How do I ensure my inheritance goes to my son?

1 answer | Last updated: Jun 18, 2010
A fellow caregiver asked...

I am the sole heir on my mother's will. If I should die before she does, how can I ensure that my son will get the money and land from her?

Expert Answers

Barbara Repa, a senior editor, is an attorney, a journalist specializing in aging issues, and the author of Your Rights in the Workplace (Nolo), now in its 10th edition.

Generally speaking, beneficiaries must usually survive the willmaker before they are legally entitled to take property left to them in another person's will.

So if you die before your mother, then what happens to the property in her will depends on the wording of her document. And that can get complicated in a hurry.

If the will states that the beneficiary must survive a certain time or until the property is distributed"”as most wills specify"”then the property would go instead to any alternate beneficiary named in your mother's will. If no alternate is named, then the property would be distributed as directed by the will's "residuary clause ”which usually indicates what person or organization should get the property left in the estate once all gifts are given and debts paid. However, if there is no survivorship clause and no alternates named, then the property would pass to the original beneficiary's own heirs"”and this would likely mean your son if you are unmarried and he is your only child.

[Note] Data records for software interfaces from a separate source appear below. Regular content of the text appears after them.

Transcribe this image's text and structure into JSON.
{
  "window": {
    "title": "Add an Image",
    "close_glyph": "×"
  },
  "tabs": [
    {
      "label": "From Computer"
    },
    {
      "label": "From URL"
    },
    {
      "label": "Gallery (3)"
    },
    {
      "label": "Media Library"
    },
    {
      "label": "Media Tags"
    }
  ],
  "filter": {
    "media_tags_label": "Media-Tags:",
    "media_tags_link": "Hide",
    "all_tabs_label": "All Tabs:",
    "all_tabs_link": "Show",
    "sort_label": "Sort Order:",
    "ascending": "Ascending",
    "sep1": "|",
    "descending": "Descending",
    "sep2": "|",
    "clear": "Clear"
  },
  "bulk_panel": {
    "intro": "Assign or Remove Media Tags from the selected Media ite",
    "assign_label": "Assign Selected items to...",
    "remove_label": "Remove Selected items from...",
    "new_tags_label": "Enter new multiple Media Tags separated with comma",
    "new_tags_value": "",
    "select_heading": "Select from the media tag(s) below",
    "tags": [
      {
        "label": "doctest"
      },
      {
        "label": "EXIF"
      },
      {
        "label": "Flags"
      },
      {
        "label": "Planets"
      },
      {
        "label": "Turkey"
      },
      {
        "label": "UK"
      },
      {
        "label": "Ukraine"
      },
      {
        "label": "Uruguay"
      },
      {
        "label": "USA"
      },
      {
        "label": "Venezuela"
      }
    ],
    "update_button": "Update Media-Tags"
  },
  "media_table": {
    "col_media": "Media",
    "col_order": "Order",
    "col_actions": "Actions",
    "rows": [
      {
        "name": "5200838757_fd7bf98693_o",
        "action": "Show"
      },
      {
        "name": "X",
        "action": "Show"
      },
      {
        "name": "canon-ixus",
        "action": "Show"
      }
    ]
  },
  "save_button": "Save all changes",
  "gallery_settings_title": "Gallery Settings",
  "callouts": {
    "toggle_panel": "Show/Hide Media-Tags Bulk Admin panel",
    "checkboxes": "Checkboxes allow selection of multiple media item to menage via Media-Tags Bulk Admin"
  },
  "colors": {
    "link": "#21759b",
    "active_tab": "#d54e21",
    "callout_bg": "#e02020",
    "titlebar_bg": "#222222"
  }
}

Your safest route is to discuss your concerns with your mother"”and if she is willing and able, ask he to name your son as your alternate beneficiary in her will. That would eliminate some of the contingencies and possibilities that might dictate that the property should be distributed in some other way.